By Humeyra Pamuk

TEL AVIV (Reuters) - U.S. officials made their most pointed criticism so far of Israel's civilian casualties in Gaza as it turns the focus of its offensive to Rafah, but there was nothing to suggest the rhetoric from Washington would be backed by action.

On his fifth trip to the region since the deadly Hamas attack on Oct. 7, Secretary of State Antony Blinken on Wednesday criticized Israeli military activity in Gaza, saying civilian deaths remained too high even after repeated warnings, and suggested specific steps for Israel to follow.

Any "military operation that Israel undertakes needs to put civilians first and foremost ... And that's especially true in the case of Rafah," because of the presence of more than one million displaced people, Blinken told a news conference.

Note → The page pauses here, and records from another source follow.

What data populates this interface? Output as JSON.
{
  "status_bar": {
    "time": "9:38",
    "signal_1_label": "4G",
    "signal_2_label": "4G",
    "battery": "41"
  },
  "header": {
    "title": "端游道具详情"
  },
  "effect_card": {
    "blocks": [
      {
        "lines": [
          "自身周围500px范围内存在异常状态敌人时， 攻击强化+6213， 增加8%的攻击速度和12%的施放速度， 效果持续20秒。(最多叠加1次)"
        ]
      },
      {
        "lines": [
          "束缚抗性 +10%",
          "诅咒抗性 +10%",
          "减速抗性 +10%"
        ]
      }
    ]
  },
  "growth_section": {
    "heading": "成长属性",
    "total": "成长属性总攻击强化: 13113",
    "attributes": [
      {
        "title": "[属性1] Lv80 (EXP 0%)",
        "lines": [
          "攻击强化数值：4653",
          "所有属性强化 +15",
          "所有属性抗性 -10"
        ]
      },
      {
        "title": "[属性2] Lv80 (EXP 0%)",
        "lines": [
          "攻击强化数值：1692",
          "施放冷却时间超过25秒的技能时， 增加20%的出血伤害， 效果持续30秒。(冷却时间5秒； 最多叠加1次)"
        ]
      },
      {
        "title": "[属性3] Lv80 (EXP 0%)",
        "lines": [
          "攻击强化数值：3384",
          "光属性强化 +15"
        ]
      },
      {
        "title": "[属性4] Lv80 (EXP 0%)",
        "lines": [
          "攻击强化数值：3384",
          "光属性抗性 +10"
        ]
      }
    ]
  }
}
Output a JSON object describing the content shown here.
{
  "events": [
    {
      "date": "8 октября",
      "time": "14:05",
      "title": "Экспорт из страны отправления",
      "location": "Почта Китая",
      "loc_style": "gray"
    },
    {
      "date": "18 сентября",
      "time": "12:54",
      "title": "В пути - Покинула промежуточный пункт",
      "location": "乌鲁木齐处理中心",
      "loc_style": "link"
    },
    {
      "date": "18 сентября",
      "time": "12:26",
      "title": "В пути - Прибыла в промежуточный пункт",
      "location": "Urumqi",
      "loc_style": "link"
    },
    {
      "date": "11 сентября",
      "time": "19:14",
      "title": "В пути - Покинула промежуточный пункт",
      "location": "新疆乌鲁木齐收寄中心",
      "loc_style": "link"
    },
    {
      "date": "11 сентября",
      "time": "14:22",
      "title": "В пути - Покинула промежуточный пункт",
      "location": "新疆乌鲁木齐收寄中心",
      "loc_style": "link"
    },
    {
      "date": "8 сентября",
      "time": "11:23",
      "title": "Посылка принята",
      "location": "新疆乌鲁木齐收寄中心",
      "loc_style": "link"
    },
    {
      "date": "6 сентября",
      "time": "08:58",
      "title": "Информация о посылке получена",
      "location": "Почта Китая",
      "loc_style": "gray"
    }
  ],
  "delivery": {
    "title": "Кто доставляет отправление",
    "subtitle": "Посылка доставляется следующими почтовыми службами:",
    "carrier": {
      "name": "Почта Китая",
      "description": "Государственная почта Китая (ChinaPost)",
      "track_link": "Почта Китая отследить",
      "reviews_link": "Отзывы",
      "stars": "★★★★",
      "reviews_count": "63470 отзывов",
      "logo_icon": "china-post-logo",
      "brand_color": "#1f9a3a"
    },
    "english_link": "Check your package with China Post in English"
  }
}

When asked if the United States was going to "stand by" as Israeli forces target Rafah, Blinken repeated the U.S. position that Israel's military operation should put civilians first.

U.S. diplomats have urged Israel to change its tactics in Gaza for months, with few signs of success.

Washington has not tried steps that would exert greater pressure such as restricting its $3.8 billion in annual military assistance to Israel or changing its support for its longtime ally at the United Nations. Critics say this provides a sense of impunity for the country.

Aaron David Miller at the Carnegie Endowment for International Peace cited factors including President Joe Biden's personal support for Israel and politics as reasons the U.S. has not taken such steps.

The administration will continue to "work with the Israelis, talk tough at times, but until you see some concrete evidence that they’re prepared to actually do things ... I just don’t see it coming,” said Miller.

More than half of the enclave's residents are in Rafah on the Egyptian border in southern Gaza, many having moved multiple times to escape the conflict.

Israel has been bombing Rafah and residents fear a ground assault. Defense Minister Yoav Gallant said last week that Israel's campaign would expand to the city to target militants.

White House spokesperson John Kirby on Thursday that any assault on Rafah without due consideration of civilians would be "a disaster".

Nearly 28,000 people have been killed in the Israeli military campaign in Hamas-run Gaza, according health officials there.

Israel unleashed its war to eradicate Hamas after militants from Gaza launched a shock incursion into southern Israel on Oct. 7, killing 1,200 people and seizing around 240 hostages.

"Israelis were dehumanized in the most horrific way on October 7th...But that cannot be a license to dehumanize others," Blinken said.

Israel says it takes steps to avoid civilian casualties and accuses Hamas militants of hiding among civilians, including at school shelters and hospitals, leading to more civilian deaths. Hamas has denied this.

(Additional reporting by Daphne Psaledakis, Steve Holland and Simon Lewis in Washington; Editing by Don Durfee)